Planning applications must be made to the ‘Local Planning Authority’ (LPA), for any development that involves the change of use to a piece of land.
Development can cause serious harm to wildlife but it does not have to. Indeed, with careful thought new development can deliver valuable biodiversity enhancement, so our planning role is as much about promoting positive outcomes as it is about fighting harmful proposals. We are committed to working in partnership with planners, developers, communities and other environmental bodies across Yorkshire to ensure that the development decisions made are as environmentally sustainable as possible.
Yorkshire Wildlife Trust and Planning Consultations
Yorkshire is a growing region and has around 30,000 planning applications a year. As a result, the Trust is unable to be involved with every case. This is why we try to focus on those cases where we feel we can make a real and positive difference for Yorkshire’s special habitats and species. We also seek to maximise our efficiency by working in partnership with organisations such as Natural England so that we do not duplicate effort.
We are formally consulted on hundreds of applications a year even though we are not a statutory consultee. The fact that we are consulted is down to our growing member support and the value local authorities put on our local expertise.
How we prioritise responses
Due to limited resources we must prioritise our responses. We put a great deal of effort into strategic planning such as Local Development Plans to try to reduce the frequency of conflict between development and wildlife protection at an early stage.
We then prioritise responses to those areas where we have most local knowledge – close to our nature reserves and Living Landscape Projects. Applications/plans which would significantly impact sites which are designated for their wildlife value such as Local Wildlife Sites (LWS) will also be given a high priority. Occasionally we will get involved with applications outside of these areas if it may be possible to secure a large environmental gain.
What you can do
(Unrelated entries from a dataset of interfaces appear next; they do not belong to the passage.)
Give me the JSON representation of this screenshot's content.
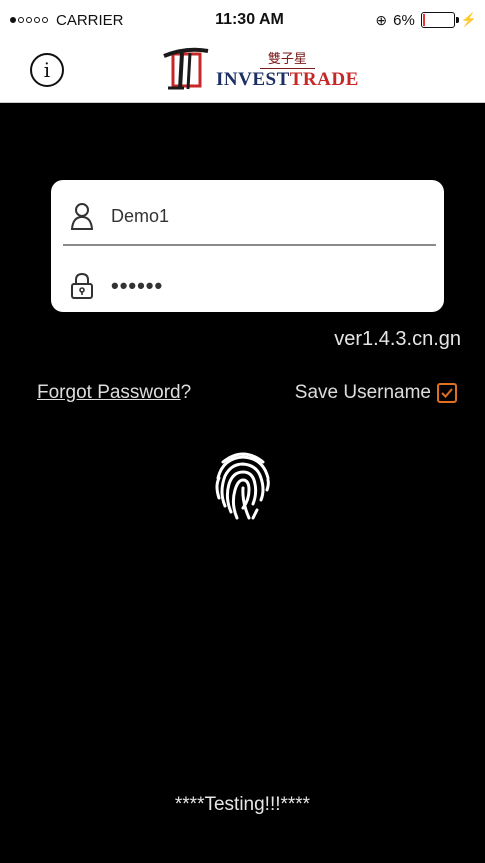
{
  "status_bar": {
    "carrier": "CARRIER",
    "time": "11:30 AM",
    "battery_text": "6%",
    "battery_level": 0.06,
    "battery_color": "#e53935"
  },
  "header": {
    "info_icon": "info-icon",
    "logo_cn": "雙子星",
    "logo_en_part1": "INVEST",
    "logo_en_part2": "TRADE"
  },
  "login": {
    "username_icon": "user-icon",
    "username_value": "Demo1",
    "password_icon": "lock-icon",
    "password_value": "••••••"
  },
  "version": "ver1.4.3.cn.gn",
  "options": {
    "forgot_link": "Forgot Password",
    "forgot_suffix": "?",
    "save_username_label": "Save Username",
    "save_username_checked": true,
    "accent_color": "#e07020"
  },
  "fingerprint_icon": "fingerprint-icon",
  "footer_text": "****Testing!!!****"
}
- Find out when your local authority is consulting on its Local Plan. Check their website.
Respond to consultations - insist on strong policies to protect wildlife, and ask for new wildlife habitat to be created as part of major developments.
- Find out if your parish or town is putting together a Neighbourhood Plan. You can seek the creation of new wildlife-rich green space as part of the plan.
Respond to planning applications you think could damage wildlife, or have the potential to create more areas for wildlife, especially if they go against policies in your local plan.
Let your local councillors, and those on the planning committee know why you are objecting.
You can download our Planning Leaflets below for more information and advice on the planning system and how to use it to defend your local wildlife.
If you are a developer
Check what species may be on your site using Natural England’s Standing Advice for Protected Species.
Contact the local Ecological Record Centre for existing data (there is a fee for any commercial work), also check online for previous applications in the area which may have conducted surveys.
Talk to local residents where possible to get an idea of any issues such as flooding or wildlife sightings that may be relevant in future.
Plan surveys in advance – most are limited to a certain season and timescale, and consultants get very busy!
For up to date information on our planning responses and successes please see our Latest News section.
|Planning for a healthy environment: good practice for green infrastructure and biodiversity||7.02 MB|
|Fit to Frack - summary report||1.26 MB|
|Secret Spaces: Status of Local Wildlife Sites 2014||741.1 KB|
|Status of Local Wildlife Sites Report||4.21 MB|
|Statutory designations||118.51 KB|
|Barn Owls||241.22 KB|
|Bats and Habitats||205.06 KB|
|Bats and Turbines||191.71 KB|
|Birds and Law||156.68 KB|
|Non Statutory Designations||156.44 KB|
|Otters and Water Voles||206.5 KB|
|Planning Guidance||160.9 KB|
|Protected Species||217.16 KB|
|Neighbourhood Plans||231.72 KB|